__DIRECTIONS__. The records below must be copied in full; omit the images.

Entries from a dataset of interfaces:
---

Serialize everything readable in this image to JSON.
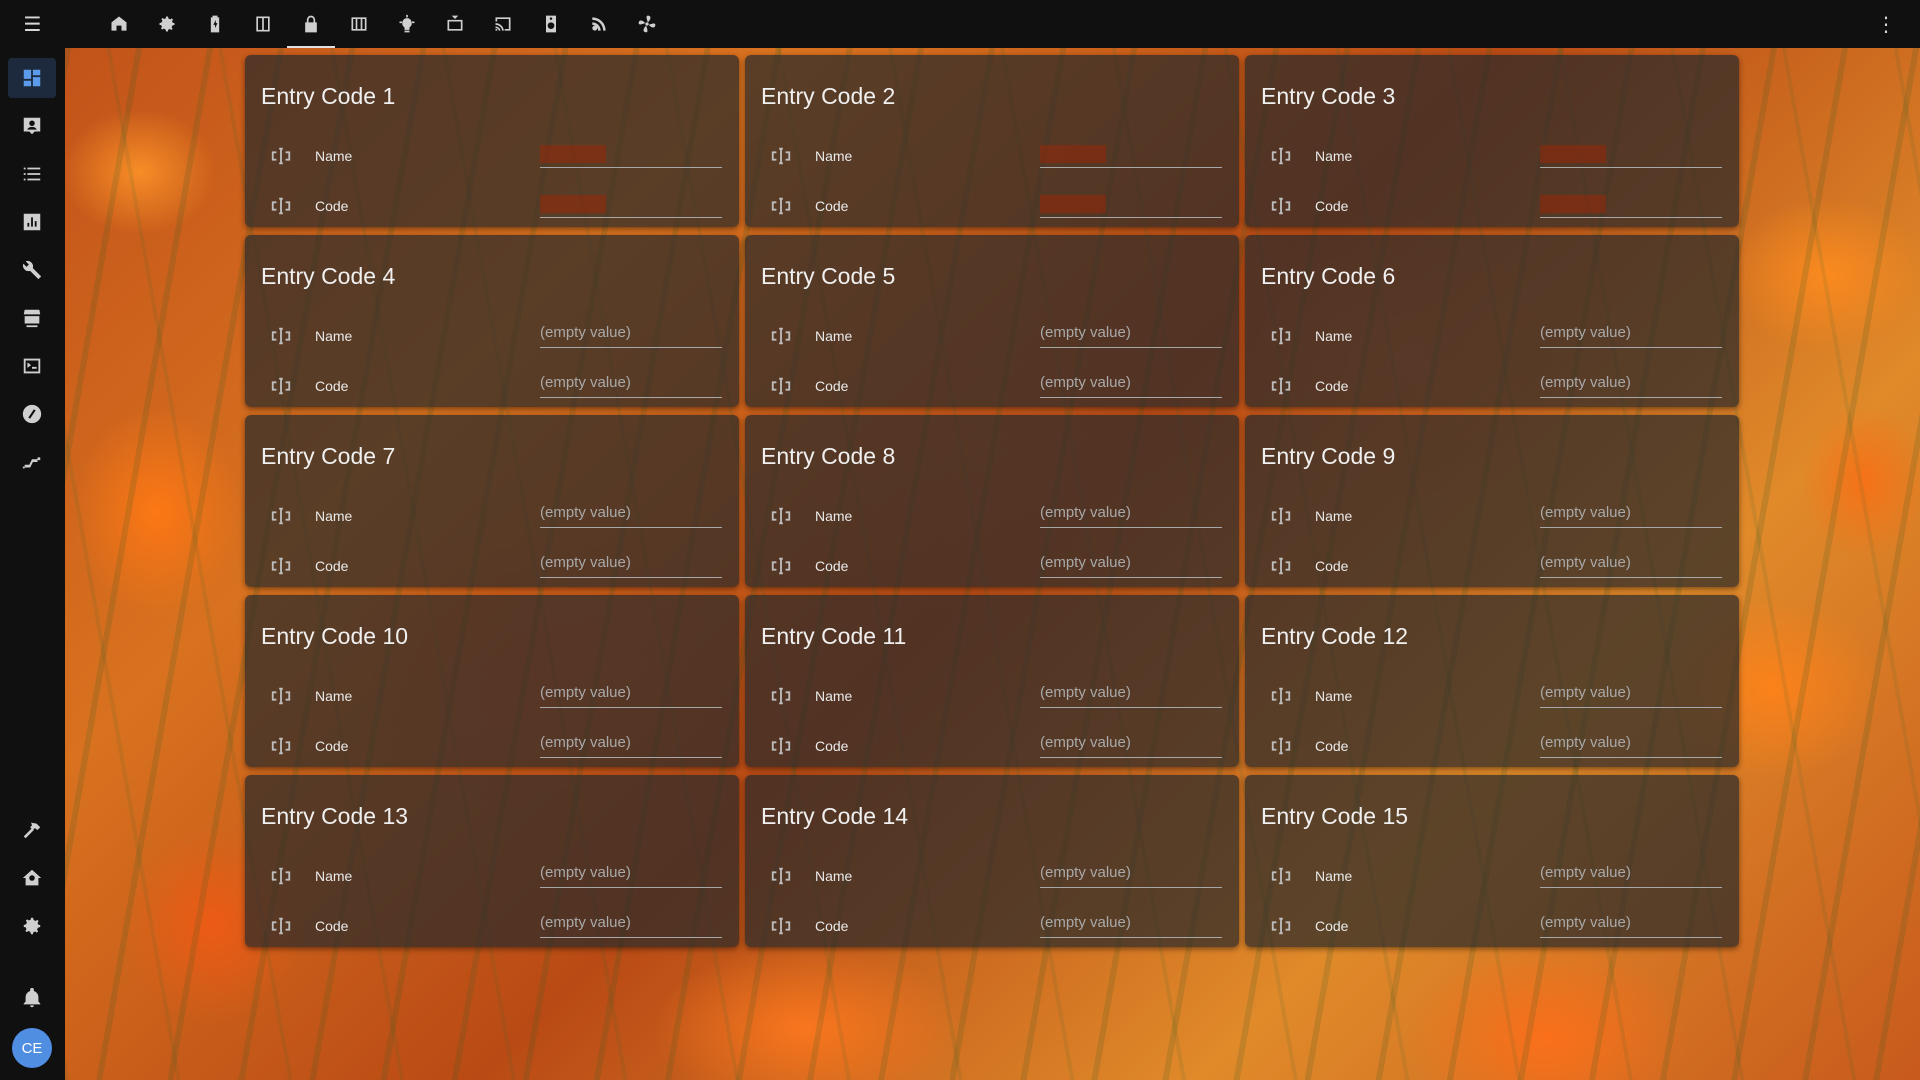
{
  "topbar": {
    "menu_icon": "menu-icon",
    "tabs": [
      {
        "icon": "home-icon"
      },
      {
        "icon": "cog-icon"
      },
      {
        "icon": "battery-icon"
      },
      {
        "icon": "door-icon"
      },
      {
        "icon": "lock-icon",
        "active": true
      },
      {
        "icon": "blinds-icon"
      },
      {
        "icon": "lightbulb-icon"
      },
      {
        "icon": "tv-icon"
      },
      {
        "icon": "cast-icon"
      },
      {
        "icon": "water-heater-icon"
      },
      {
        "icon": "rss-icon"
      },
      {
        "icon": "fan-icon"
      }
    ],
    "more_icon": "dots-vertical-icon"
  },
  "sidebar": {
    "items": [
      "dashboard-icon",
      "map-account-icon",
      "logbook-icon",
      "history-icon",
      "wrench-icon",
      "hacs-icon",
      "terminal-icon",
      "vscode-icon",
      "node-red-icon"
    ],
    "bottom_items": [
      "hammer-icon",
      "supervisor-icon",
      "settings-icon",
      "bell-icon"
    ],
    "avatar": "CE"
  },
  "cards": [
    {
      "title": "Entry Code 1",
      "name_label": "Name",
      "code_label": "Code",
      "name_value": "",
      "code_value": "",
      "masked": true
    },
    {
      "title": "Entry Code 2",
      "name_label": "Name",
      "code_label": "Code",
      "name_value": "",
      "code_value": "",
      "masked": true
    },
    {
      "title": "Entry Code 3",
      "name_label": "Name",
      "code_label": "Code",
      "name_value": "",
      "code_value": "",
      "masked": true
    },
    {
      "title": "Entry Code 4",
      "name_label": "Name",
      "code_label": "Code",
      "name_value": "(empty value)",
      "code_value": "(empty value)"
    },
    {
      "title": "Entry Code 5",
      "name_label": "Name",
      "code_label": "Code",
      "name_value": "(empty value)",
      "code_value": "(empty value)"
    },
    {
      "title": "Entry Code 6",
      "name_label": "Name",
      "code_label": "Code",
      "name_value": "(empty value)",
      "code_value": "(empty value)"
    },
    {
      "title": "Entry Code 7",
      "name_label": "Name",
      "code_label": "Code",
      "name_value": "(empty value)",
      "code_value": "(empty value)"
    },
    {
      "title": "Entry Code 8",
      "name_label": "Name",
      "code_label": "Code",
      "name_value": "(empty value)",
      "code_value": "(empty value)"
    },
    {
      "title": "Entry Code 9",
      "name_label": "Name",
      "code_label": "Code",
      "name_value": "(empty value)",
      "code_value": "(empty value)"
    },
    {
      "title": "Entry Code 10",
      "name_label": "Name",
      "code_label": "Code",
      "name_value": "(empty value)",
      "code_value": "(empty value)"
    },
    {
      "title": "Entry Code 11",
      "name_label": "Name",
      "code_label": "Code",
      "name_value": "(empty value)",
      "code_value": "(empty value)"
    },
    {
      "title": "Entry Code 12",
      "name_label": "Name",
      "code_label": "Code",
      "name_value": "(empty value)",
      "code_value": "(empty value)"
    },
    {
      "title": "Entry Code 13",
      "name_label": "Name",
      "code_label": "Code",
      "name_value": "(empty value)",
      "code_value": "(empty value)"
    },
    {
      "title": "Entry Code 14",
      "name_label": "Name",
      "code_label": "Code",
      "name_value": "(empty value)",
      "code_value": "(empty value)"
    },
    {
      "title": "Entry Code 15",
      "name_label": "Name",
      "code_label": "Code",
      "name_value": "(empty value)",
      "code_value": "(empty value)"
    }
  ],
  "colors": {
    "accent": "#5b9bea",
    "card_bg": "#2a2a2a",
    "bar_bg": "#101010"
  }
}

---

__PROBLEM SOLUTION__.
Serialize everything readable in this image to JSON.
{
  "topbar": {
    "menu_icon": "menu-icon",
    "tabs": [
      {
        "icon": "home-icon"
      },
      {
        "icon": "cog-icon"
      },
      {
        "icon": "battery-icon"
      },
      {
        "icon": "door-icon"
      },
      {
        "icon": "lock-icon",
        "active": true
      },
      {
        "icon": "blinds-icon"
      },
      {
        "icon": "lightbulb-icon"
      },
      {
        "icon": "tv-icon"
      },
      {
        "icon": "cast-icon"
      },
      {
        "icon": "water-heater-icon"
      },
      {
        "icon": "rss-icon"
      },
      {
        "icon": "fan-icon"
      }
    ],
    "more_icon": "dots-vertical-icon"
  },
  "sidebar": {
    "items": [
      "dashboard-icon",
      "map-account-icon",
      "logbook-icon",
      "history-icon",
      "wrench-icon",
      "hacs-icon",
      "terminal-icon",
      "vscode-icon",
      "node-red-icon"
    ],
    "bottom_items": [
      "hammer-icon",
      "supervisor-icon",
      "settings-icon",
      "bell-icon"
    ],
    "avatar": "CE"
  },
  "cards": [
    {
      "title": "Entry Code 1",
      "name_label": "Name",
      "code_label": "Code",
      "name_value": "",
      "code_value": "",
      "masked": true
    },
    {
      "title": "Entry Code 2",
      "name_label": "Name",
      "code_label": "Code",
      "name_value": "",
      "code_value": "",
      "masked": true
    },
    {
      "title": "Entry Code 3",
      "name_label": "Name",
      "code_label": "Code",
      "name_value": "",
      "code_value": "",
      "masked": true
    },
    {
      "title": "Entry Code 4",
      "name_label": "Name",
      "code_label": "Code",
      "name_value": "(empty value)",
      "code_value": "(empty value)"
    },
    {
      "title": "Entry Code 5",
      "name_label": "Name",
      "code_label": "Code",
      "name_value": "(empty value)",
      "code_value": "(empty value)"
    },
    {
      "title": "Entry Code 6",
      "name_label": "Name",
      "code_label": "Code",
      "name_value": "(empty value)",
      "code_value": "(empty value)"
    },
    {
      "title": "Entry Code 7",
      "name_label": "Name",
      "code_label": "Code",
      "name_value": "(empty value)",
      "code_value": "(empty value)"
    },
    {
      "title": "Entry Code 8",
      "name_label": "Name",
      "code_label": "Code",
      "name_value": "(empty value)",
      "code_value": "(empty value)"
    },
    {
      "title": "Entry Code 9",
      "name_label": "Name",
      "code_label": "Code",
      "name_value": "(empty value)",
      "code_value": "(empty value)"
    },
    {
      "title": "Entry Code 10",
      "name_label": "Name",
      "code_label": "Code",
      "name_value": "(empty value)",
      "code_value": "(empty value)"
    },
    {
      "title": "Entry Code 11",
      "name_label": "Name",
      "code_label": "Code",
      "name_value": "(empty value)",
      "code_value": "(empty value)"
    },
    {
      "title": "Entry Code 12",
      "name_label": "Name",
      "code_label": "Code",
      "name_value": "(empty value)",
      "code_value": "(empty value)"
    },
    {
      "title": "Entry Code 13",
      "name_label": "Name",
      "code_label": "Code",
      "name_value": "(empty value)",
      "code_value": "(empty value)"
    },
    {
      "title": "Entry Code 14",
      "name_label": "Name",
      "code_label": "Code",
      "name_value": "(empty value)",
      "code_value": "(empty value)"
    },
    {
      "title": "Entry Code 15",
      "name_label": "Name",
      "code_label": "Code",
      "name_value": "(empty value)",
      "code_value": "(empty value)"
    }
  ],
  "colors": {
    "accent": "#5b9bea",
    "card_bg": "#2a2a2a",
    "bar_bg": "#101010"
  }
}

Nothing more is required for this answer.